*** The input ***

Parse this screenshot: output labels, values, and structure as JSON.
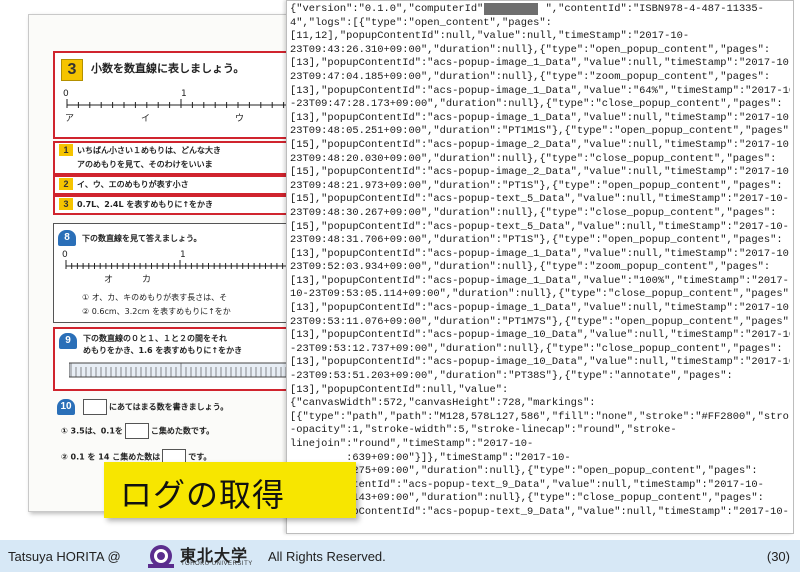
{
  "textbook": {
    "q3": {
      "number": "3",
      "title": "小数を数直線に表しましょう。"
    },
    "numline1": {
      "zero": "0",
      "one": "1",
      "labels": [
        "ア",
        "イ",
        "ウ"
      ]
    },
    "sub1": {
      "badge": "1",
      "line1": "いちばん小さい１めもりは、どんな大き",
      "line2": "アのめもりを見て、そのわけをいいま"
    },
    "sub2": {
      "badge": "2",
      "text": "イ、ウ、エのめもりが表す小さ"
    },
    "sub3": {
      "badge": "3",
      "text": "0.7L、2.4L を表すめもりに↑をかき"
    },
    "q8": {
      "number": "8",
      "title": "下の数直線を見て答えましょう。",
      "axis": {
        "zero": "0",
        "one": "1",
        "labels": [
          "オ",
          "カ"
        ]
      },
      "item1": "① オ、カ、キのめもりが表す長さは、そ",
      "item2": "② 0.6cm、3.2cm を表すめもりに↑をか"
    },
    "q9": {
      "number": "9",
      "line1": "下の数直線の０と１、１と２の間をそれ",
      "line2": "めもりをかき、1.6 を表すめもりに↑をかき",
      "tick0": "0",
      "tick1": "1"
    },
    "q10": {
      "number": "10",
      "title": "にあてはまる数を書きましょう。",
      "item1_pre": "① 3.5は、0.1を",
      "item1_post": "こ集めた数です。",
      "item2_pre": "② 0.1 を 14 こ集めた数は",
      "item2_post": "です。"
    }
  },
  "log": {
    "lines": [
      "{\"version\":\"0.1.0\",\"computerId\":\"        \",\"contentId\":\"ISBN978-4-487-11335-",
      "4\",\"logs\":[{\"type\":\"open_content\",\"pages\":",
      "[11,12],\"popupContentId\":null,\"value\":null,\"timeStamp\":\"2017-10-",
      "23T09:43:26.310+09:00\",\"duration\":null},{\"type\":\"open_popup_content\",\"pages\":",
      "[13],\"popupContentId\":\"acs-popup-image_1_Data\",\"value\":null,\"timeStamp\":\"2017-10-",
      "23T09:47:04.185+09:00\",\"duration\":null},{\"type\":\"zoom_popup_content\",\"pages\":",
      "[13],\"popupContentId\":\"acs-popup-image_1_Data\",\"value\":\"64%\",\"timeStamp\":\"2017-10",
      "-23T09:47:28.173+09:00\",\"duration\":null},{\"type\":\"close_popup_content\",\"pages\":",
      "[13],\"popupContentId\":\"acs-popup-image_1_Data\",\"value\":null,\"timeStamp\":\"2017-10-",
      "23T09:48:05.251+09:00\",\"duration\":\"PT1M1S\"},{\"type\":\"open_popup_content\",\"pages\":",
      "[15],\"popupContentId\":\"acs-popup-image_2_Data\",\"value\":null,\"timeStamp\":\"2017-10-",
      "23T09:48:20.030+09:00\",\"duration\":null},{\"type\":\"close_popup_content\",\"pages\":",
      "[15],\"popupContentId\":\"acs-popup-image_2_Data\",\"value\":null,\"timeStamp\":\"2017-10-",
      "23T09:48:21.973+09:00\",\"duration\":\"PT1S\"},{\"type\":\"open_popup_content\",\"pages\":",
      "[15],\"popupContentId\":\"acs-popup-text_5_Data\",\"value\":null,\"timeStamp\":\"2017-10-",
      "23T09:48:30.267+09:00\",\"duration\":null},{\"type\":\"close_popup_content\",\"pages\":",
      "[15],\"popupContentId\":\"acs-popup-text_5_Data\",\"value\":null,\"timeStamp\":\"2017-10-",
      "23T09:48:31.706+09:00\",\"duration\":\"PT1S\"},{\"type\":\"open_popup_content\",\"pages\":",
      "[13],\"popupContentId\":\"acs-popup-image_1_Data\",\"value\":null,\"timeStamp\":\"2017-10-",
      "23T09:52:03.934+09:00\",\"duration\":null},{\"type\":\"zoom_popup_content\",\"pages\":",
      "[13],\"popupContentId\":\"acs-popup-image_1_Data\",\"value\":\"100%\",\"timeStamp\":\"2017-",
      "10-23T09:53:05.114+09:00\",\"duration\":null},{\"type\":\"close_popup_content\",\"pages\":",
      "[13],\"popupContentId\":\"acs-popup-image_1_Data\",\"value\":null,\"timeStamp\":\"2017-10-",
      "23T09:53:11.076+09:00\",\"duration\":\"PT1M7S\"},{\"type\":\"open_popup_content\",\"pages\":",
      "[13],\"popupContentId\":\"acs-popup-image_10_Data\",\"value\":null,\"timeStamp\":\"2017-10",
      "-23T09:53:12.737+09:00\",\"duration\":null},{\"type\":\"close_popup_content\",\"pages\":",
      "[13],\"popupContentId\":\"acs-popup-image_10_Data\",\"value\":null,\"timeStamp\":\"2017-10",
      "-23T09:53:51.203+09:00\",\"duration\":\"PT38S\"},{\"type\":\"annotate\",\"pages\":",
      "[13],\"popupContentId\":null,\"value\":",
      "{\"canvasWidth\":572,\"canvasHeight\":728,\"markings\":",
      "[{\"type\":\"path\",\"path\":\"M128,578L127,586\",\"fill\":\"none\",\"stroke\":\"#FF2800\",\"stroke",
      "-opacity\":1,\"stroke-width\":5,\"stroke-linecap\":\"round\",\"stroke-",
      "linejoin\":\"round\",\"timeStamp\":\"2017-10-",
      "         :639+09:00\"}]},\"timeStamp\":\"2017-10-",
      "         :275+09:00\",\"duration\":null},{\"type\":\"open_popup_content\",\"pages\":",
      "         ntentId\":\"acs-popup-text_9_Data\",\"value\":null,\"timeStamp\":\"2017-10-",
      "         :143+09:00\",\"duration\":null},{\"type\":\"close_popup_content\",\"pages\":",
      "[13],\"popupContentId\":\"acs-popup-text_9_Data\",\"value\":null,\"timeStamp\":\"2017-10-"
    ]
  },
  "caption": "ログの取得",
  "footer": {
    "author": "Tatsuya HORITA @",
    "university_ja": "東北大学",
    "university_en": "TOHOKU UNIVERSITY",
    "rights": "All Rights Reserved.",
    "page": "(30)"
  },
  "colors": {
    "caption_bg": "#f7e600",
    "footer_bg": "#d7e8f6",
    "accent_red": "#d0242e",
    "badge_blue": "#2a6fb8"
  }
}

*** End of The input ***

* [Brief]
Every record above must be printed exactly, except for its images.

* [Your solution]
Parse this screenshot: output labels, values, and structure as JSON.
{
  "textbook": {
    "q3": {
      "number": "3",
      "title": "小数を数直線に表しましょう。"
    },
    "numline1": {
      "zero": "0",
      "one": "1",
      "labels": [
        "ア",
        "イ",
        "ウ"
      ]
    },
    "sub1": {
      "badge": "1",
      "line1": "いちばん小さい１めもりは、どんな大き",
      "line2": "アのめもりを見て、そのわけをいいま"
    },
    "sub2": {
      "badge": "2",
      "text": "イ、ウ、エのめもりが表す小さ"
    },
    "sub3": {
      "badge": "3",
      "text": "0.7L、2.4L を表すめもりに↑をかき"
    },
    "q8": {
      "number": "8",
      "title": "下の数直線を見て答えましょう。",
      "axis": {
        "zero": "0",
        "one": "1",
        "labels": [
          "オ",
          "カ"
        ]
      },
      "item1": "① オ、カ、キのめもりが表す長さは、そ",
      "item2": "② 0.6cm、3.2cm を表すめもりに↑をか"
    },
    "q9": {
      "number": "9",
      "line1": "下の数直線の０と１、１と２の間をそれ",
      "line2": "めもりをかき、1.6 を表すめもりに↑をかき",
      "tick0": "0",
      "tick1": "1"
    },
    "q10": {
      "number": "10",
      "title": "にあてはまる数を書きましょう。",
      "item1_pre": "① 3.5は、0.1を",
      "item1_post": "こ集めた数です。",
      "item2_pre": "② 0.1 を 14 こ集めた数は",
      "item2_post": "です。"
    }
  },
  "log": {
    "lines": [
      "{\"version\":\"0.1.0\",\"computerId\":\"        \",\"contentId\":\"ISBN978-4-487-11335-",
      "4\",\"logs\":[{\"type\":\"open_content\",\"pages\":",
      "[11,12],\"popupContentId\":null,\"value\":null,\"timeStamp\":\"2017-10-",
      "23T09:43:26.310+09:00\",\"duration\":null},{\"type\":\"open_popup_content\",\"pages\":",
      "[13],\"popupContentId\":\"acs-popup-image_1_Data\",\"value\":null,\"timeStamp\":\"2017-10-",
      "23T09:47:04.185+09:00\",\"duration\":null},{\"type\":\"zoom_popup_content\",\"pages\":",
      "[13],\"popupContentId\":\"acs-popup-image_1_Data\",\"value\":\"64%\",\"timeStamp\":\"2017-10",
      "-23T09:47:28.173+09:00\",\"duration\":null},{\"type\":\"close_popup_content\",\"pages\":",
      "[13],\"popupContentId\":\"acs-popup-image_1_Data\",\"value\":null,\"timeStamp\":\"2017-10-",
      "23T09:48:05.251+09:00\",\"duration\":\"PT1M1S\"},{\"type\":\"open_popup_content\",\"pages\":",
      "[15],\"popupContentId\":\"acs-popup-image_2_Data\",\"value\":null,\"timeStamp\":\"2017-10-",
      "23T09:48:20.030+09:00\",\"duration\":null},{\"type\":\"close_popup_content\",\"pages\":",
      "[15],\"popupContentId\":\"acs-popup-image_2_Data\",\"value\":null,\"timeStamp\":\"2017-10-",
      "23T09:48:21.973+09:00\",\"duration\":\"PT1S\"},{\"type\":\"open_popup_content\",\"pages\":",
      "[15],\"popupContentId\":\"acs-popup-text_5_Data\",\"value\":null,\"timeStamp\":\"2017-10-",
      "23T09:48:30.267+09:00\",\"duration\":null},{\"type\":\"close_popup_content\",\"pages\":",
      "[15],\"popupContentId\":\"acs-popup-text_5_Data\",\"value\":null,\"timeStamp\":\"2017-10-",
      "23T09:48:31.706+09:00\",\"duration\":\"PT1S\"},{\"type\":\"open_popup_content\",\"pages\":",
      "[13],\"popupContentId\":\"acs-popup-image_1_Data\",\"value\":null,\"timeStamp\":\"2017-10-",
      "23T09:52:03.934+09:00\",\"duration\":null},{\"type\":\"zoom_popup_content\",\"pages\":",
      "[13],\"popupContentId\":\"acs-popup-image_1_Data\",\"value\":\"100%\",\"timeStamp\":\"2017-",
      "10-23T09:53:05.114+09:00\",\"duration\":null},{\"type\":\"close_popup_content\",\"pages\":",
      "[13],\"popupContentId\":\"acs-popup-image_1_Data\",\"value\":null,\"timeStamp\":\"2017-10-",
      "23T09:53:11.076+09:00\",\"duration\":\"PT1M7S\"},{\"type\":\"open_popup_content\",\"pages\":",
      "[13],\"popupContentId\":\"acs-popup-image_10_Data\",\"value\":null,\"timeStamp\":\"2017-10",
      "-23T09:53:12.737+09:00\",\"duration\":null},{\"type\":\"close_popup_content\",\"pages\":",
      "[13],\"popupContentId\":\"acs-popup-image_10_Data\",\"value\":null,\"timeStamp\":\"2017-10",
      "-23T09:53:51.203+09:00\",\"duration\":\"PT38S\"},{\"type\":\"annotate\",\"pages\":",
      "[13],\"popupContentId\":null,\"value\":",
      "{\"canvasWidth\":572,\"canvasHeight\":728,\"markings\":",
      "[{\"type\":\"path\",\"path\":\"M128,578L127,586\",\"fill\":\"none\",\"stroke\":\"#FF2800\",\"stroke",
      "-opacity\":1,\"stroke-width\":5,\"stroke-linecap\":\"round\",\"stroke-",
      "linejoin\":\"round\",\"timeStamp\":\"2017-10-",
      "         :639+09:00\"}]},\"timeStamp\":\"2017-10-",
      "         :275+09:00\",\"duration\":null},{\"type\":\"open_popup_content\",\"pages\":",
      "         ntentId\":\"acs-popup-text_9_Data\",\"value\":null,\"timeStamp\":\"2017-10-",
      "         :143+09:00\",\"duration\":null},{\"type\":\"close_popup_content\",\"pages\":",
      "[13],\"popupContentId\":\"acs-popup-text_9_Data\",\"value\":null,\"timeStamp\":\"2017-10-"
    ]
  },
  "caption": "ログの取得",
  "footer": {
    "author": "Tatsuya HORITA @",
    "university_ja": "東北大学",
    "university_en": "TOHOKU UNIVERSITY",
    "rights": "All Rights Reserved.",
    "page": "(30)"
  },
  "colors": {
    "caption_bg": "#f7e600",
    "footer_bg": "#d7e8f6",
    "accent_red": "#d0242e",
    "badge_blue": "#2a6fb8"
  }
}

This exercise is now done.